The Federation says the steep increase has been caused by a “chronic lack of affordable homes” in the capital. Federation chief executive David Orr said: “With record housing waiting lists and overcrowding reaching epidemic proportions in many places across the country, the need for more affordable housing has never been greater.

“The three main political parties must demonstrate their commitment to helping the millions of Britons in desperate need of an affordable home by pledging to safeguard investment in housing – and giving it the same priority as health, education and policing."

We asked our local parliamentary candidates to give us their views:

 

 

 


Shaun Bailey

Conservative Party

 

 

 

 

Andy Slaughter MP 
Labour Party

Portrait of Merlene Emerson.

 

 

 


Merlene Emerson
Liberal Democrats

I grew up in social housing and I still live in a shared-ownership flat. I know what it's like to live in overcrowded housing and to be on a housing waiting list. The word 'stressful' doesn't quite cut it.

Some say, 'Lets just build more social housing', but this won't solve the waiting list issue. This 'quick fix' approach is what leads to the building of sink estates that destroy families. Also, there are many people who don't qualify for social housing, so simply building more won't help them. Part of the solution is to develop mixed housing, which includes social housing as one of the options, but not the only option.

There's a wider issue here. Under Labour, the number of people living in dependency has gone through the roof. We need a government that helps people take control of their own situations and to provide for themselves, rather than being forced into situations where they need to rely on the government so the government can rely on their votes.

 

It is no surprise that Hammersmith & Fulham has one of the worst records on housing waiting lists in London. The Conservative council has set out to reduce the amount of affordable housing in the borough by every means possible.

Proposals to demolish housing estates could see the council's stock reduce by a third. Some small estates have already been demolished. Several hundred units of social housing approved under Labour have been handed back to developers. Property sales have so far included over 60 units of temporary accommodation and a number of council street properties. And of course they refuse planning consent for any new affordable homes.

To offset the recession in the building industry billions in Government grants is available, but Hammersmith & Fulham refuse funds for new council or housing
association developments. A Labour council will reverse these policies and build the homes local people need.

 

Reports that 1,278 more households (8,492 in total) have been added to the H&F waiting list for social housing comes as no surprise.

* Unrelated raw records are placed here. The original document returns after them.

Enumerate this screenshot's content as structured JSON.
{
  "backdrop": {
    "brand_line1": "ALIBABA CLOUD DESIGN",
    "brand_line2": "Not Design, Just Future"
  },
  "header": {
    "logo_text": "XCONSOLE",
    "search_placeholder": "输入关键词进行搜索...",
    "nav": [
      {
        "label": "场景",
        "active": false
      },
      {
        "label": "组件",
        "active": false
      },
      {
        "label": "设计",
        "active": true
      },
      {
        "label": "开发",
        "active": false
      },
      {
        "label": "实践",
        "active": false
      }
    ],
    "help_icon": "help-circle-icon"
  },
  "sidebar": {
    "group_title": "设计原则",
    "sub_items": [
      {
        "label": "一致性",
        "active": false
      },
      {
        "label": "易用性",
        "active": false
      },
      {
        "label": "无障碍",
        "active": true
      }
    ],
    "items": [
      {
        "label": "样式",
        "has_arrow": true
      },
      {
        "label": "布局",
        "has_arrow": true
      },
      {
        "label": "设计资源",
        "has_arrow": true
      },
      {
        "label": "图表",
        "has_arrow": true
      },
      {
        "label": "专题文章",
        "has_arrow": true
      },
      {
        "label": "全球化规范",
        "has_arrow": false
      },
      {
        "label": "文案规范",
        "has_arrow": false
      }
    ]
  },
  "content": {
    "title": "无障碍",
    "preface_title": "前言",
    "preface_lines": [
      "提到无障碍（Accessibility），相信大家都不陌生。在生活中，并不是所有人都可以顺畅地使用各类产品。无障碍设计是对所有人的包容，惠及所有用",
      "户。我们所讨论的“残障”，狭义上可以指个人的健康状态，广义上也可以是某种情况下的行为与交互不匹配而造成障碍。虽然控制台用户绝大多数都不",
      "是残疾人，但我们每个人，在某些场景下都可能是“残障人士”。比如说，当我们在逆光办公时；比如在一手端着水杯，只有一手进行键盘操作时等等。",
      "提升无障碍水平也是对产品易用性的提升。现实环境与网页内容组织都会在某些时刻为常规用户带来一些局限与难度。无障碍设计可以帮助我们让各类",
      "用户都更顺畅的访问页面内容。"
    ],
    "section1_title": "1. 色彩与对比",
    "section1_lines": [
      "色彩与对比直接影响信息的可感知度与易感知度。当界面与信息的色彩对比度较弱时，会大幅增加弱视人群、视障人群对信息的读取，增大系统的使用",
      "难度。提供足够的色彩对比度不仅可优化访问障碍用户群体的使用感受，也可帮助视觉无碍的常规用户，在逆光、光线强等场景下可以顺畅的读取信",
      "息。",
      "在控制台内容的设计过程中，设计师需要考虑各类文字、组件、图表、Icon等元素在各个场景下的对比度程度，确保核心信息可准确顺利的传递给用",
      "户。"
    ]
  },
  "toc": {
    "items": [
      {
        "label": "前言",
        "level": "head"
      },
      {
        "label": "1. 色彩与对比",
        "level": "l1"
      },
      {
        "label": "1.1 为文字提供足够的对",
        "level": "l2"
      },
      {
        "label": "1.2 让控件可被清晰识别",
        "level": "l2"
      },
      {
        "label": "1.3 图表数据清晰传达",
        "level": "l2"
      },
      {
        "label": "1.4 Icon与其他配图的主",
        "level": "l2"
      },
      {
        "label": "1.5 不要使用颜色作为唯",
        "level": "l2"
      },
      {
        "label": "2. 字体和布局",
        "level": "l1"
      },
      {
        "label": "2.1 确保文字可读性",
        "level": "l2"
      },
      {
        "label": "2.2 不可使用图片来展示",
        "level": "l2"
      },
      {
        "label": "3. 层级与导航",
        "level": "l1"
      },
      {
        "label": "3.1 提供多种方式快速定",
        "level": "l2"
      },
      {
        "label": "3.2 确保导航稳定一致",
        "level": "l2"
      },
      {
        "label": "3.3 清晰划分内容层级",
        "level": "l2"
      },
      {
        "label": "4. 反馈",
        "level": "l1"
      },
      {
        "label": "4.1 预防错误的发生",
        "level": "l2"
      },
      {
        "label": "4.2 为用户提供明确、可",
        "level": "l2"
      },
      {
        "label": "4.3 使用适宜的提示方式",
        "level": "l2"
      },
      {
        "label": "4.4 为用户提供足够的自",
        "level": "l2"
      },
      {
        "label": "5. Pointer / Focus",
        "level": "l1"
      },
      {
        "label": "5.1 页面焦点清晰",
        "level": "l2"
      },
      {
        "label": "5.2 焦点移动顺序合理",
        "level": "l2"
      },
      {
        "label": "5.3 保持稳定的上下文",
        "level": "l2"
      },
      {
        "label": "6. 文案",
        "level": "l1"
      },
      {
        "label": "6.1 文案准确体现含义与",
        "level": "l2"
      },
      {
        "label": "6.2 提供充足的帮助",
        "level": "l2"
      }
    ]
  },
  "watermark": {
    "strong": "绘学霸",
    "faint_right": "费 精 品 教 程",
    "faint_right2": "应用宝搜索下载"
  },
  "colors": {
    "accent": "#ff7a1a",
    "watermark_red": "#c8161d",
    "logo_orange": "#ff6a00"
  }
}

Tory Mayor of London, Boris Johnson has failed to meet his election pledge to build 50,000 more affordable home across London whilst here in H&F, the Council has been exposed for their plan not to increase the number of affordable homes for the next 15 years, creating a chronic shortage that will get worse year on year.

The housing problem is not insoluble but it does require political will. We need for a start to bring the long term empty properties in the borough back into use. The renovation work will at the same time give a much needed boost to our local economy.

We must then ensure a significant percentage of new developments will have an affordable home component to keep pace of local demand.

According to the National Housing Federation, a record 1.97 million households are expected to be on waiting lists nationally by 2011.

Belinda Porich, head of the Federation’s London region, said: “There is a real danger that many people will simply give up hope of getting anywhere unless there is a dramatic increase in the number of new homes being built.

“Thousands of families on this list are stuck in overcrowded accommodation. London has the highest proportion of homeless families in the country and nearly 7% of households are overcrowded – more than 2.5 times the national rate. The capital is in desperate need of larger, good quality, affordable homes.”

The Federation say their figures are based on data provided by local authorities to the Department of Communities and Local Government.

29 March 2010